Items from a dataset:

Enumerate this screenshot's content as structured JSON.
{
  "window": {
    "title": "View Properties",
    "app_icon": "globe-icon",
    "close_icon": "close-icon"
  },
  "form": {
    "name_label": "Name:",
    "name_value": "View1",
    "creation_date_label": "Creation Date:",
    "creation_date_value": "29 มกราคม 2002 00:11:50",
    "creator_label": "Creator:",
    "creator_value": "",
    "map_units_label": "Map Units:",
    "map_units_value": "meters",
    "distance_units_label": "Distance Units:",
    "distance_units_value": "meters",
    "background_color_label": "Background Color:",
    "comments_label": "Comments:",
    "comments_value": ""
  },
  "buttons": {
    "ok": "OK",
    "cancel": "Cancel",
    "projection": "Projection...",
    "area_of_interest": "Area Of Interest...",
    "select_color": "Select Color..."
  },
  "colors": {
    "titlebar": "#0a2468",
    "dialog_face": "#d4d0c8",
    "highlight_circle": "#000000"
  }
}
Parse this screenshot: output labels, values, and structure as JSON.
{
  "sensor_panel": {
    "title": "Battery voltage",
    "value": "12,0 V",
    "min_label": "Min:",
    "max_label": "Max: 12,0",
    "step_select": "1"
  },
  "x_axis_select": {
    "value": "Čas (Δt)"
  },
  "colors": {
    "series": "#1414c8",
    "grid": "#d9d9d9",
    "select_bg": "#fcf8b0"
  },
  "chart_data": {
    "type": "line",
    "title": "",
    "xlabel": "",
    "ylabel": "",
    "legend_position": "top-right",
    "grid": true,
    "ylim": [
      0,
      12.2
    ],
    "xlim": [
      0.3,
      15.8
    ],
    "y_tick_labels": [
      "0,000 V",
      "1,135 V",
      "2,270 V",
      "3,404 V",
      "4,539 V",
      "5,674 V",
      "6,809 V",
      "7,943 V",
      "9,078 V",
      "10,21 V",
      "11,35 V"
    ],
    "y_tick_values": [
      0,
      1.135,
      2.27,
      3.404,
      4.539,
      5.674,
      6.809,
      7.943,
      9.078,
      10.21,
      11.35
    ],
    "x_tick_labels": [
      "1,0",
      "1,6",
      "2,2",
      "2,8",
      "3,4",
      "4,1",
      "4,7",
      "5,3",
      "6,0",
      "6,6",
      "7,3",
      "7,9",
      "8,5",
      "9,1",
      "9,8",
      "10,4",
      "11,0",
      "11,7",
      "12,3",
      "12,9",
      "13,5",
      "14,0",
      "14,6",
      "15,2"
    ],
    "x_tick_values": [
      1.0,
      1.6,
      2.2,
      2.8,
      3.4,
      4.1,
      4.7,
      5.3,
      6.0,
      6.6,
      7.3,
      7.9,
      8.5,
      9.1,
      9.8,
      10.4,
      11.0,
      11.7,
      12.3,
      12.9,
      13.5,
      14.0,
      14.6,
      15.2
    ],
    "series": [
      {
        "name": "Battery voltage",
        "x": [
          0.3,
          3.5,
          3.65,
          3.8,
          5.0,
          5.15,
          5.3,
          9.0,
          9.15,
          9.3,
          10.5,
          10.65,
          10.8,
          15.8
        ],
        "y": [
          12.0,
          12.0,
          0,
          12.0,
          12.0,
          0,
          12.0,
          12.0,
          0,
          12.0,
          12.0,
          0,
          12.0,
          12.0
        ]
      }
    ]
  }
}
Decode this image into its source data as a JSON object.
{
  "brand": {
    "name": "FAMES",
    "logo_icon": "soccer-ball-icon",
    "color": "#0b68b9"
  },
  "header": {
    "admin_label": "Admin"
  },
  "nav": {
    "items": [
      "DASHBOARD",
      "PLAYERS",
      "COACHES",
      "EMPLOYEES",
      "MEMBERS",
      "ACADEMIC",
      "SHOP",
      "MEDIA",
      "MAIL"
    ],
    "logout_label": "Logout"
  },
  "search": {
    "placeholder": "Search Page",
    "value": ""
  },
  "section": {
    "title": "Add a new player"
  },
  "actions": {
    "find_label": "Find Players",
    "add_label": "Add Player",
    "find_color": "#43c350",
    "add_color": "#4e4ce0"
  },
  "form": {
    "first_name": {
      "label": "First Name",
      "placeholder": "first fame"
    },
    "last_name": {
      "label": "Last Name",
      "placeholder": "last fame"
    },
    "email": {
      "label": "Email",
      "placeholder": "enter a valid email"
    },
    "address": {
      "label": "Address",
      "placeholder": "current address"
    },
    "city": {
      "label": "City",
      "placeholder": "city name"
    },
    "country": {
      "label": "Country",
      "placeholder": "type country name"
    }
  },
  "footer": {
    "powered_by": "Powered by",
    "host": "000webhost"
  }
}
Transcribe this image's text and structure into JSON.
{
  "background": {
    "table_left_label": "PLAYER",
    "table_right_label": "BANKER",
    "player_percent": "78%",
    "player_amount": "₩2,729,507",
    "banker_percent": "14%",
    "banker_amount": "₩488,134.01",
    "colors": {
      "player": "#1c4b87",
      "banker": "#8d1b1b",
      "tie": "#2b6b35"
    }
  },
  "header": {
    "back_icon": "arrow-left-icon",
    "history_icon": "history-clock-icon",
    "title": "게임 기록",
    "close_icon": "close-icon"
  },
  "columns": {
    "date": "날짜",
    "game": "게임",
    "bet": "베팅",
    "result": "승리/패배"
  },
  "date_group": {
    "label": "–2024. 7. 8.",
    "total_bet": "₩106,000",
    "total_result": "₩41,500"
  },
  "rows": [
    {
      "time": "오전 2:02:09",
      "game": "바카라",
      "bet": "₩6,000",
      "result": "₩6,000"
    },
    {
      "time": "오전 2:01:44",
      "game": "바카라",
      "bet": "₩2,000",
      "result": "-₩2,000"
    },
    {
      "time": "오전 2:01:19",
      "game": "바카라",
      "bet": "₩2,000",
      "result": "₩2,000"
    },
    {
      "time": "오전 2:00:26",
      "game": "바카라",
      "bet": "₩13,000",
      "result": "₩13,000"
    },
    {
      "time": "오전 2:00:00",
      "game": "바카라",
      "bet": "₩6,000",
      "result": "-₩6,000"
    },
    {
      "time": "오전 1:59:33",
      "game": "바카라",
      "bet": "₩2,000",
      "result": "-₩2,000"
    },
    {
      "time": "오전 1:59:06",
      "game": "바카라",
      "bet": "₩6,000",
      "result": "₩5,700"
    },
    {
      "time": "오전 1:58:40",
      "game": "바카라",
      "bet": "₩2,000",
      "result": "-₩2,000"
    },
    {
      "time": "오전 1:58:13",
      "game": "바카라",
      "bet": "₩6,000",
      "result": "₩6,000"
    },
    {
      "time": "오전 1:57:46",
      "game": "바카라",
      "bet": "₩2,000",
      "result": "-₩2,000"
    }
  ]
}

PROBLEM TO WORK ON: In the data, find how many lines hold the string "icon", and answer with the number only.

WRITTEN REPLY: 6